To do: What's needed is a full, exact retyping of the records.

Data extracts:
-- -- --

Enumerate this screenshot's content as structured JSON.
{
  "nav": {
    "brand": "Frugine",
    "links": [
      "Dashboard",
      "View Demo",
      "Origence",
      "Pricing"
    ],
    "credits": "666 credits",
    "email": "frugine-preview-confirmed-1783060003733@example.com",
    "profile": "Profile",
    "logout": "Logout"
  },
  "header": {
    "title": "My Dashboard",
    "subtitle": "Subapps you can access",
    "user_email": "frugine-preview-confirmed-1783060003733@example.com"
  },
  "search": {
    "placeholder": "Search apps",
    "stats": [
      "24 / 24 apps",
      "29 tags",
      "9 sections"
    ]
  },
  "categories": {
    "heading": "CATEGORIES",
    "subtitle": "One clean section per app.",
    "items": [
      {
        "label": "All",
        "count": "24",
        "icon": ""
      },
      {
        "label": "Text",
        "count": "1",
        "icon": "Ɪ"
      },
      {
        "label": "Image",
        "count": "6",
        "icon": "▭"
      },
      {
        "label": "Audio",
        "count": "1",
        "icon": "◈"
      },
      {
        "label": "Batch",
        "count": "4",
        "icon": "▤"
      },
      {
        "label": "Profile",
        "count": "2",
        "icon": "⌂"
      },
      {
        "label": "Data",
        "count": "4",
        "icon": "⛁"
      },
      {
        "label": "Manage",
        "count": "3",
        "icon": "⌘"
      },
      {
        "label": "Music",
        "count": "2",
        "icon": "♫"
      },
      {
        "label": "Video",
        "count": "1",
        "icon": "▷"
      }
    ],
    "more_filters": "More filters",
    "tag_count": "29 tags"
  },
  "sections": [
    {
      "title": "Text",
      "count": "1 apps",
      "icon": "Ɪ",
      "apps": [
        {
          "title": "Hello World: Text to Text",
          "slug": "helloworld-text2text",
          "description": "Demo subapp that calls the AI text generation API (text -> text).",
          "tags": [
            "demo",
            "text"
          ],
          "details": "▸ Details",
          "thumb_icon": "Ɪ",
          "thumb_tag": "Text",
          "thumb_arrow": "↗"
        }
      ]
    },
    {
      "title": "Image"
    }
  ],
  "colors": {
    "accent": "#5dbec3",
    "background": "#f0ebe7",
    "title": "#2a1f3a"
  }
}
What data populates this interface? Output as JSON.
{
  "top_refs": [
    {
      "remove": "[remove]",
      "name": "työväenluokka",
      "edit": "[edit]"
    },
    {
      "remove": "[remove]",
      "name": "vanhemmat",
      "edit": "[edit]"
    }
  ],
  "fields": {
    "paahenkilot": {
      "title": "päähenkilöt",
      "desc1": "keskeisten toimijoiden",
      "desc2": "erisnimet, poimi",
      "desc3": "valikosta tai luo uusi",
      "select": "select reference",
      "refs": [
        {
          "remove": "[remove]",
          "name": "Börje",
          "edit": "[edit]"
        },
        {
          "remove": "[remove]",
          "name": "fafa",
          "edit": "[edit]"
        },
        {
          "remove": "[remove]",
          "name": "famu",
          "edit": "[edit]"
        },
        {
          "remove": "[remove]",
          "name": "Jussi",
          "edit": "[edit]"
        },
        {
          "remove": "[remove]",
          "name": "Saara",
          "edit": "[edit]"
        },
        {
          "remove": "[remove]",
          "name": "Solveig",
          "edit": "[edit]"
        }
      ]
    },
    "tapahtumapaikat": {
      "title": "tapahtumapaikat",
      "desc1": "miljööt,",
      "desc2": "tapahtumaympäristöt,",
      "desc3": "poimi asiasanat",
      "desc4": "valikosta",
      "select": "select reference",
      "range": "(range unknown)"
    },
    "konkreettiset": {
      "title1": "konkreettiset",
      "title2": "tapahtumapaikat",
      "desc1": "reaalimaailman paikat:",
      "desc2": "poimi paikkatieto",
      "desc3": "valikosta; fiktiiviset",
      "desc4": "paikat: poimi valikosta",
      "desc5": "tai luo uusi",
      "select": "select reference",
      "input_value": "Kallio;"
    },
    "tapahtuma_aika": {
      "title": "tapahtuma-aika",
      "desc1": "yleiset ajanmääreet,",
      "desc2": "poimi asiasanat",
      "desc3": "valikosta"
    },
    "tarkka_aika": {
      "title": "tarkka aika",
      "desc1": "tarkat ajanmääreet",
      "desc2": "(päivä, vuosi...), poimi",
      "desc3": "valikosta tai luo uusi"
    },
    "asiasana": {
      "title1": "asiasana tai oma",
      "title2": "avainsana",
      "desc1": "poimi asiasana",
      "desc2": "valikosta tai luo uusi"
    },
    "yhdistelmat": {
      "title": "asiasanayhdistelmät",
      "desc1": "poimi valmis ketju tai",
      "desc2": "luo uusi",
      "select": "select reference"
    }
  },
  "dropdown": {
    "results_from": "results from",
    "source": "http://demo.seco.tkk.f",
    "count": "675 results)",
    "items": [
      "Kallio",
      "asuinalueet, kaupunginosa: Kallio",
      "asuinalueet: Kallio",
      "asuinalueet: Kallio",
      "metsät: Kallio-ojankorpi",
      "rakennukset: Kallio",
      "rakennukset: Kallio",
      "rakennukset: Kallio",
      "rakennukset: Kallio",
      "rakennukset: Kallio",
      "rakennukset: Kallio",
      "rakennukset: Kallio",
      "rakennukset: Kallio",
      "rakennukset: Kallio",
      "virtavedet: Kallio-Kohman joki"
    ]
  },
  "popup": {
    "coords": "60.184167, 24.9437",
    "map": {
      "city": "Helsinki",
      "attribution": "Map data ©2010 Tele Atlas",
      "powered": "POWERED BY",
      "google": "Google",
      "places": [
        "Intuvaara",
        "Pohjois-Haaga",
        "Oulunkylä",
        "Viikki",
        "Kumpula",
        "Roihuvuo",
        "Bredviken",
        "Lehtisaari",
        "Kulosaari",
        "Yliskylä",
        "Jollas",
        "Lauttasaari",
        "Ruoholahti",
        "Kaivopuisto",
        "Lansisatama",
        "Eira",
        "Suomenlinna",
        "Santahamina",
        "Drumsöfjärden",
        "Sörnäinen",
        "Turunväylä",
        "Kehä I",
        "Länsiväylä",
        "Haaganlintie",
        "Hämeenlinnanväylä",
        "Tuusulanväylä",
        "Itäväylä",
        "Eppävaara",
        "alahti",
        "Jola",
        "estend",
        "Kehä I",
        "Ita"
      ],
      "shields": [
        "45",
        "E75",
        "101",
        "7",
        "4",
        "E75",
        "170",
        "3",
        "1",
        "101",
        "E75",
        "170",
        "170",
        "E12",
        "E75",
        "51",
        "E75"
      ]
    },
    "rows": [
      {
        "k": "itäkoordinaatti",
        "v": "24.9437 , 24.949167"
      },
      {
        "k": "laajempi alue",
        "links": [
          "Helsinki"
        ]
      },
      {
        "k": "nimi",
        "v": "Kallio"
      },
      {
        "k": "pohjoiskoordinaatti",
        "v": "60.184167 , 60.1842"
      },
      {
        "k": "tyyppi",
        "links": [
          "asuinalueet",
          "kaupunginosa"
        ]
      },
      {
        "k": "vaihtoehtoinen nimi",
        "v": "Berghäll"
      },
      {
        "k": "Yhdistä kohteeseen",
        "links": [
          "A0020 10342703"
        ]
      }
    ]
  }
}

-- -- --

Task answer:
Enumerate this screenshot's content as structured JSON.
{
  "nav": {
    "brand": "Frugine",
    "links": [
      "Dashboard",
      "View Demo",
      "Origence",
      "Pricing"
    ],
    "credits": "666 credits",
    "email": "frugine-preview-confirmed-1783060003733@example.com",
    "profile": "Profile",
    "logout": "Logout"
  },
  "header": {
    "title": "My Dashboard",
    "subtitle": "Subapps you can access",
    "user_email": "frugine-preview-confirmed-1783060003733@example.com"
  },
  "search": {
    "placeholder": "Search apps",
    "stats": [
      "24 / 24 apps",
      "29 tags",
      "9 sections"
    ]
  },
  "categories": {
    "heading": "CATEGORIES",
    "subtitle": "One clean section per app.",
    "items": [
      {
        "label": "All",
        "count": "24",
        "icon": ""
      },
      {
        "label": "Text",
        "count": "1",
        "icon": "Ɪ"
      },
      {
        "label": "Image",
        "count": "6",
        "icon": "▭"
      },
      {
        "label": "Audio",
        "count": "1",
        "icon": "◈"
      },
      {
        "label": "Batch",
        "count": "4",
        "icon": "▤"
      },
      {
        "label": "Profile",
        "count": "2",
        "icon": "⌂"
      },
      {
        "label": "Data",
        "count": "4",
        "icon": "⛁"
      },
      {
        "label": "Manage",
        "count": "3",
        "icon": "⌘"
      },
      {
        "label": "Music",
        "count": "2",
        "icon": "♫"
      },
      {
        "label": "Video",
        "count": "1",
        "icon": "▷"
      }
    ],
    "more_filters": "More filters",
    "tag_count": "29 tags"
  },
  "sections": [
    {
      "title": "Text",
      "count": "1 apps",
      "icon": "Ɪ",
      "apps": [
        {
          "title": "Hello World: Text to Text",
          "slug": "helloworld-text2text",
          "description": "Demo subapp that calls the AI text generation API (text -> text).",
          "tags": [
            "demo",
            "text"
          ],
          "details": "▸ Details",
          "thumb_icon": "Ɪ",
          "thumb_tag": "Text",
          "thumb_arrow": "↗"
        }
      ]
    },
    {
      "title": "Image"
    }
  ],
  "colors": {
    "accent": "#5dbec3",
    "background": "#f0ebe7",
    "title": "#2a1f3a"
  }
}
What data populates this interface? Output as JSON.
{
  "top_refs": [
    {
      "remove": "[remove]",
      "name": "työväenluokka",
      "edit": "[edit]"
    },
    {
      "remove": "[remove]",
      "name": "vanhemmat",
      "edit": "[edit]"
    }
  ],
  "fields": {
    "paahenkilot": {
      "title": "päähenkilöt",
      "desc1": "keskeisten toimijoiden",
      "desc2": "erisnimet, poimi",
      "desc3": "valikosta tai luo uusi",
      "select": "select reference",
      "refs": [
        {
          "remove": "[remove]",
          "name": "Börje",
          "edit": "[edit]"
        },
        {
          "remove": "[remove]",
          "name": "fafa",
          "edit": "[edit]"
        },
        {
          "remove": "[remove]",
          "name": "famu",
          "edit": "[edit]"
        },
        {
          "remove": "[remove]",
          "name": "Jussi",
          "edit": "[edit]"
        },
        {
          "remove": "[remove]",
          "name": "Saara",
          "edit": "[edit]"
        },
        {
          "remove": "[remove]",
          "name": "Solveig",
          "edit": "[edit]"
        }
      ]
    },
    "tapahtumapaikat": {
      "title": "tapahtumapaikat",
      "desc1": "miljööt,",
      "desc2": "tapahtumaympäristöt,",
      "desc3": "poimi asiasanat",
      "desc4": "valikosta",
      "select": "select reference",
      "range": "(range unknown)"
    },
    "konkreettiset": {
      "title1": "konkreettiset",
      "title2": "tapahtumapaikat",
      "desc1": "reaalimaailman paikat:",
      "desc2": "poimi paikkatieto",
      "desc3": "valikosta; fiktiiviset",
      "desc4": "paikat: poimi valikosta",
      "desc5": "tai luo uusi",
      "select": "select reference",
      "input_value": "Kallio;"
    },
    "tapahtuma_aika": {
      "title": "tapahtuma-aika",
      "desc1": "yleiset ajanmääreet,",
      "desc2": "poimi asiasanat",
      "desc3": "valikosta"
    },
    "tarkka_aika": {
      "title": "tarkka aika",
      "desc1": "tarkat ajanmääreet",
      "desc2": "(päivä, vuosi...), poimi",
      "desc3": "valikosta tai luo uusi"
    },
    "asiasana": {
      "title1": "asiasana tai oma",
      "title2": "avainsana",
      "desc1": "poimi asiasana",
      "desc2": "valikosta tai luo uusi"
    },
    "yhdistelmat": {
      "title": "asiasanayhdistelmät",
      "desc1": "poimi valmis ketju tai",
      "desc2": "luo uusi",
      "select": "select reference"
    }
  },
  "dropdown": {
    "results_from": "results from",
    "source": "http://demo.seco.tkk.f",
    "count": "675 results)",
    "items": [
      "Kallio",
      "asuinalueet, kaupunginosa: Kallio",
      "asuinalueet: Kallio",
      "asuinalueet: Kallio",
      "metsät: Kallio-ojankorpi",
      "rakennukset: Kallio",
      "rakennukset: Kallio",
      "rakennukset: Kallio",
      "rakennukset: Kallio",
      "rakennukset: Kallio",
      "rakennukset: Kallio",
      "rakennukset: Kallio",
      "rakennukset: Kallio",
      "rakennukset: Kallio",
      "virtavedet: Kallio-Kohman joki"
    ]
  },
  "popup": {
    "coords": "60.184167, 24.9437",
    "map": {
      "city": "Helsinki",
      "attribution": "Map data ©2010 Tele Atlas",
      "powered": "POWERED BY",
      "google": "Google",
      "places": [
        "Intuvaara",
        "Pohjois-Haaga",
        "Oulunkylä",
        "Viikki",
        "Kumpula",
        "Roihuvuo",
        "Bredviken",
        "Lehtisaari",
        "Kulosaari",
        "Yliskylä",
        "Jollas",
        "Lauttasaari",
        "Ruoholahti",
        "Kaivopuisto",
        "Lansisatama",
        "Eira",
        "Suomenlinna",
        "Santahamina",
        "Drumsöfjärden",
        "Sörnäinen",
        "Turunväylä",
        "Kehä I",
        "Länsiväylä",
        "Haaganlintie",
        "Hämeenlinnanväylä",
        "Tuusulanväylä",
        "Itäväylä",
        "Eppävaara",
        "alahti",
        "Jola",
        "estend",
        "Kehä I",
        "Ita"
      ],
      "shields": [
        "45",
        "E75",
        "101",
        "7",
        "4",
        "E75",
        "170",
        "3",
        "1",
        "101",
        "E75",
        "170",
        "170",
        "E12",
        "E75",
        "51",
        "E75"
      ]
    },
    "rows": [
      {
        "k": "itäkoordinaatti",
        "v": "24.9437 , 24.949167"
      },
      {
        "k": "laajempi alue",
        "links": [
          "Helsinki"
        ]
      },
      {
        "k": "nimi",
        "v": "Kallio"
      },
      {
        "k": "pohjoiskoordinaatti",
        "v": "60.184167 , 60.1842"
      },
      {
        "k": "tyyppi",
        "links": [
          "asuinalueet",
          "kaupunginosa"
        ]
      },
      {
        "k": "vaihtoehtoinen nimi",
        "v": "Berghäll"
      },
      {
        "k": "Yhdistä kohteeseen",
        "links": [
          "A0020 10342703"
        ]
      }
    ]
  }
}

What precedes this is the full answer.